### Data records for software interfaces
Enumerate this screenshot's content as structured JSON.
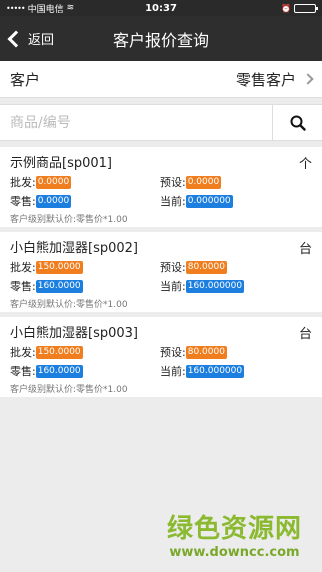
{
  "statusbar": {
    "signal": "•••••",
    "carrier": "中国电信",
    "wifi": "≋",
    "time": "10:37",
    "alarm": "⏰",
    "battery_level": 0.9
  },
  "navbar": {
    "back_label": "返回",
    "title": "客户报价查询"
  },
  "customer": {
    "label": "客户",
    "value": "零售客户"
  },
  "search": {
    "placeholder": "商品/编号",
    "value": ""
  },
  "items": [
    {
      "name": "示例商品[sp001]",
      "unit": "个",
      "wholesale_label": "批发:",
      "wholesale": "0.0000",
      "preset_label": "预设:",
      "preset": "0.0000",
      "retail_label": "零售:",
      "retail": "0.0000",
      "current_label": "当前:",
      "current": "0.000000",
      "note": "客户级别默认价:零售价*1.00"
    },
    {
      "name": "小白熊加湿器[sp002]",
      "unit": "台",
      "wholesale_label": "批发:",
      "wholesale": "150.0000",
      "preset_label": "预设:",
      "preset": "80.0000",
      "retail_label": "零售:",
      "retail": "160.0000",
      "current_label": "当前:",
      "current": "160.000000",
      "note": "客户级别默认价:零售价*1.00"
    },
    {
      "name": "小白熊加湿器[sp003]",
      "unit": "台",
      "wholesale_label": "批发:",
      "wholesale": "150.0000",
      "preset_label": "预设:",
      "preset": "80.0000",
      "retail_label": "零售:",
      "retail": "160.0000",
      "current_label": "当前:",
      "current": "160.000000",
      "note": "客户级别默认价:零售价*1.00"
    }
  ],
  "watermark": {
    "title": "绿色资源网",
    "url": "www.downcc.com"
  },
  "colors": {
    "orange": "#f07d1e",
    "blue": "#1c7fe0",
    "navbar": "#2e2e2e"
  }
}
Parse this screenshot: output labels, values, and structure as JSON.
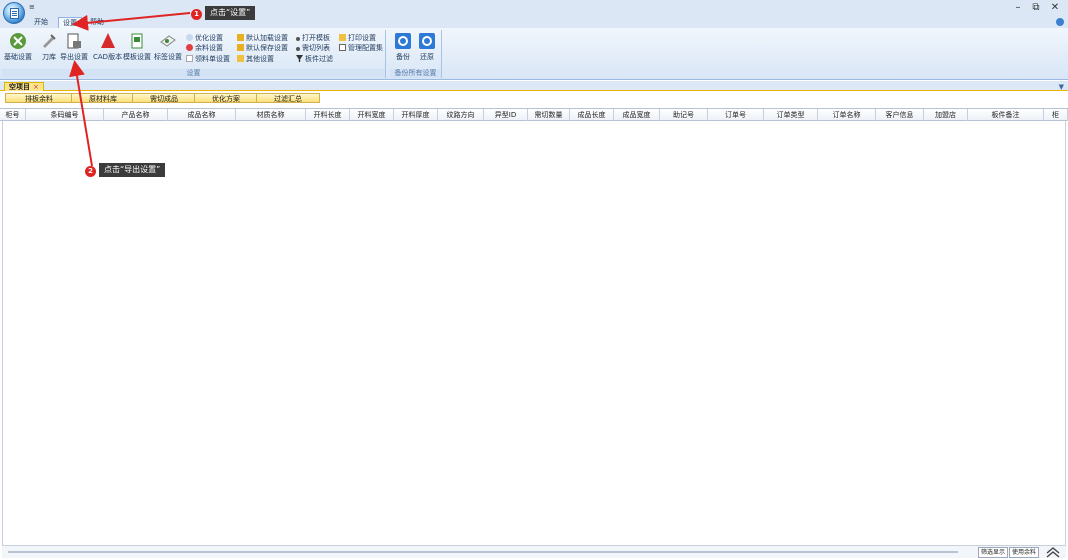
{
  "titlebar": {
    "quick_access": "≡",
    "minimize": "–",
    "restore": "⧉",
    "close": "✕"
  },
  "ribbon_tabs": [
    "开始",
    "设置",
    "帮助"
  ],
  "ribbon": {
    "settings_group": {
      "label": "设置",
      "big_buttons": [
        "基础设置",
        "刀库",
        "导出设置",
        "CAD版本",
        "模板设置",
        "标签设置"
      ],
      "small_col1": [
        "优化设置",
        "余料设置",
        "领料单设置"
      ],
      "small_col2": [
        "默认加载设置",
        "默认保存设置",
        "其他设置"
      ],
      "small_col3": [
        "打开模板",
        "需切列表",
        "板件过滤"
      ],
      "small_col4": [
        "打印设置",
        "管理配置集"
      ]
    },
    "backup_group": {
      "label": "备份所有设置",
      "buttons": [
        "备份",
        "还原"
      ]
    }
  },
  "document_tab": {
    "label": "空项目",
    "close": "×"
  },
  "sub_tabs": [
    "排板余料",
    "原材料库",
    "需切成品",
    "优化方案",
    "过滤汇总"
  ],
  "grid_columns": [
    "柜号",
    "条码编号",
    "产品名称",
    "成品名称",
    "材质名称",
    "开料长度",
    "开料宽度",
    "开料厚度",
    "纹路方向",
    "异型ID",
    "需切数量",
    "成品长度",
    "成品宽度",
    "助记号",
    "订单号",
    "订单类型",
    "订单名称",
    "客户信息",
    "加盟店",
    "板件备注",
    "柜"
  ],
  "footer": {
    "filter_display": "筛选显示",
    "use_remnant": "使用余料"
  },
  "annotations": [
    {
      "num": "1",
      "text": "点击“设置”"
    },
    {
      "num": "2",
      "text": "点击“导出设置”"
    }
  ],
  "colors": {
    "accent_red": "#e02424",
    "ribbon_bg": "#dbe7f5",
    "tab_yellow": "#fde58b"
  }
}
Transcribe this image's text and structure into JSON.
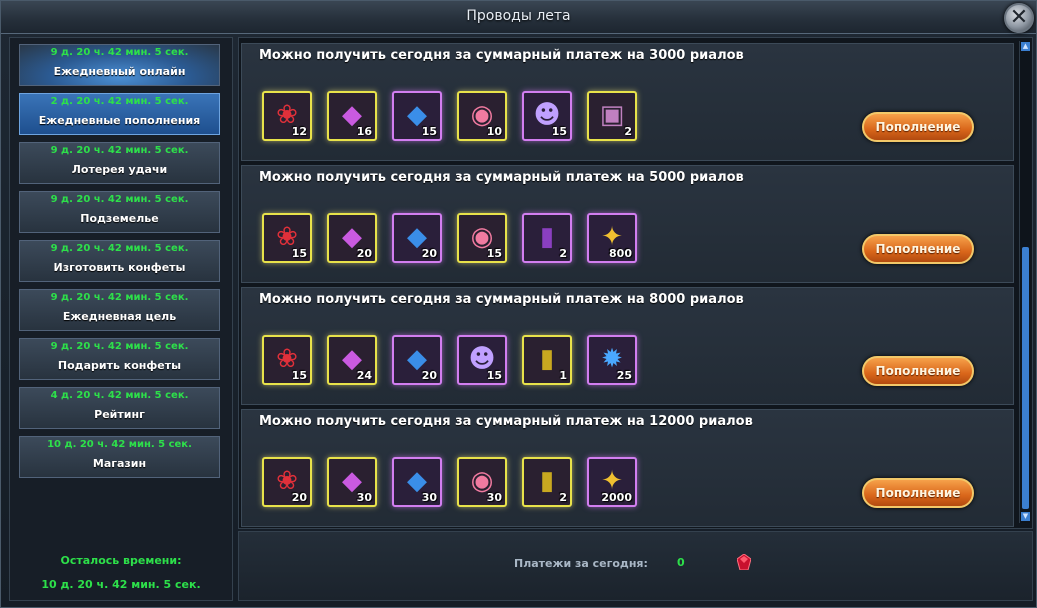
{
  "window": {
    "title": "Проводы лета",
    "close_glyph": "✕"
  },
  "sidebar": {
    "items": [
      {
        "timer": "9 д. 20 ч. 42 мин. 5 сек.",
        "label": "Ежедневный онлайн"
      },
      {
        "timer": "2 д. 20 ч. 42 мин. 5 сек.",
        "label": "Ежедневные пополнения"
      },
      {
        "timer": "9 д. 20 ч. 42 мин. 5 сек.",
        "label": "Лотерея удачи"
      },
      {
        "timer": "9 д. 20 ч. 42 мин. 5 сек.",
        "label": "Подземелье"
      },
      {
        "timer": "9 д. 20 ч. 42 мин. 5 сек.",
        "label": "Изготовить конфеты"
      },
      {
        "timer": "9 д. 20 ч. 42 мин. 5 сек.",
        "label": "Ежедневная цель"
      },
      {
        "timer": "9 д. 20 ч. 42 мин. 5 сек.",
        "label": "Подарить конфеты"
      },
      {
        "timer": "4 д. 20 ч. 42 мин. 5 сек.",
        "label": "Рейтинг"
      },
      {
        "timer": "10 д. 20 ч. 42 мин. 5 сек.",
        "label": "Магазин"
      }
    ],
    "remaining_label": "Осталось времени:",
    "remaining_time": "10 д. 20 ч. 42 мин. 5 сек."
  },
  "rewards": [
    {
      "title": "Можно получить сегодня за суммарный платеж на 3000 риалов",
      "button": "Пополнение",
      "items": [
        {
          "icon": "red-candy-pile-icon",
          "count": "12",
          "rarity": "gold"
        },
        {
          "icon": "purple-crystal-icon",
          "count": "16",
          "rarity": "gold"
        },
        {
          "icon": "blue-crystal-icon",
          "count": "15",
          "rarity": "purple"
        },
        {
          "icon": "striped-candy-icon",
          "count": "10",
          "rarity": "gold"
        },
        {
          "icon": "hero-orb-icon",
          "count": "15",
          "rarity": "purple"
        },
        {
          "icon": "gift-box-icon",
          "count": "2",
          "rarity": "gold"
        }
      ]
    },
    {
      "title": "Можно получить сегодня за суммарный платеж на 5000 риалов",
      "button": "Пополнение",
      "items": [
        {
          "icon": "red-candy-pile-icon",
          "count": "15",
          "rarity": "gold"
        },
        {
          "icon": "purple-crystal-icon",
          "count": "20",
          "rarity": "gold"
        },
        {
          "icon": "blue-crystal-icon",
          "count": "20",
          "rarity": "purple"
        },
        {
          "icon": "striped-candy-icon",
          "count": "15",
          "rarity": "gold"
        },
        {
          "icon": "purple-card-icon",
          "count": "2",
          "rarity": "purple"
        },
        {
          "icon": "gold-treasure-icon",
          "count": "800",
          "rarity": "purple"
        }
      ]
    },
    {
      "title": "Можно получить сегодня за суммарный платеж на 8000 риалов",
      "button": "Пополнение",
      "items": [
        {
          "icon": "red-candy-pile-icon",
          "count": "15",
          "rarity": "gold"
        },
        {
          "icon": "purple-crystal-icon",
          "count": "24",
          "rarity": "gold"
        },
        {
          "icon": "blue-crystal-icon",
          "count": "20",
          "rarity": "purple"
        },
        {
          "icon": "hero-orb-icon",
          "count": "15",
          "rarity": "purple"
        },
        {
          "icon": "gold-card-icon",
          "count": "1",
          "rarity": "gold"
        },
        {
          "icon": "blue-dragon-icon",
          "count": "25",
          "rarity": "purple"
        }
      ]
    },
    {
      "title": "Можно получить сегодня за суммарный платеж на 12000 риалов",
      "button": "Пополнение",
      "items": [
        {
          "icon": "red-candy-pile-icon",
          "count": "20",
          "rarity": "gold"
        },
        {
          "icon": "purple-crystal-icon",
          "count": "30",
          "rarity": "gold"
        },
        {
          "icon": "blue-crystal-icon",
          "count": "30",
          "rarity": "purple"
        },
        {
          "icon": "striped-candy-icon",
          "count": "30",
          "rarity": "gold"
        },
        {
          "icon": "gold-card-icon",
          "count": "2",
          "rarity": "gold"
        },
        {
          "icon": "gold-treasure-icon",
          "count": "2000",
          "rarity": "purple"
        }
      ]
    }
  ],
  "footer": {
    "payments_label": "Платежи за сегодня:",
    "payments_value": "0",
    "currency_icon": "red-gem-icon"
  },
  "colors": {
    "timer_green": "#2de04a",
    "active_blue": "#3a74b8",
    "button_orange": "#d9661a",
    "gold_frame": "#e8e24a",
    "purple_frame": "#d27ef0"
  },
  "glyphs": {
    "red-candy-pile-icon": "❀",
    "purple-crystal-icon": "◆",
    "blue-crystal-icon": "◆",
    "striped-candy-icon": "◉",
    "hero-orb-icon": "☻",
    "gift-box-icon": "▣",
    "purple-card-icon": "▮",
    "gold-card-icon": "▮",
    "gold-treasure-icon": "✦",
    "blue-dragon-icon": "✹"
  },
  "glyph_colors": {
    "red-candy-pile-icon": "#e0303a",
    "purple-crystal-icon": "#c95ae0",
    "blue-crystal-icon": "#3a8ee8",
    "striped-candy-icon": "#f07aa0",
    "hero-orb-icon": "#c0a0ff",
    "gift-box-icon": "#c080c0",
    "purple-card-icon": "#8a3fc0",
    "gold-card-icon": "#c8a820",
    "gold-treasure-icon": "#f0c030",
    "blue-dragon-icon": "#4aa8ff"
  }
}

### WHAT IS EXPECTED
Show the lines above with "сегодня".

### EXERCISE OUTPUT
      "title": "Можно получить сегодня за суммарный платеж на 3000 риалов",
      "title": "Можно получить сегодня за суммарный платеж на 5000 риалов",
      "title": "Можно получить сегодня за суммарный платеж на 8000 риалов",
      "title": "Можно получить сегодня за суммарный платеж на 12000 риалов",
    "payments_label": "Платежи за сегодня:",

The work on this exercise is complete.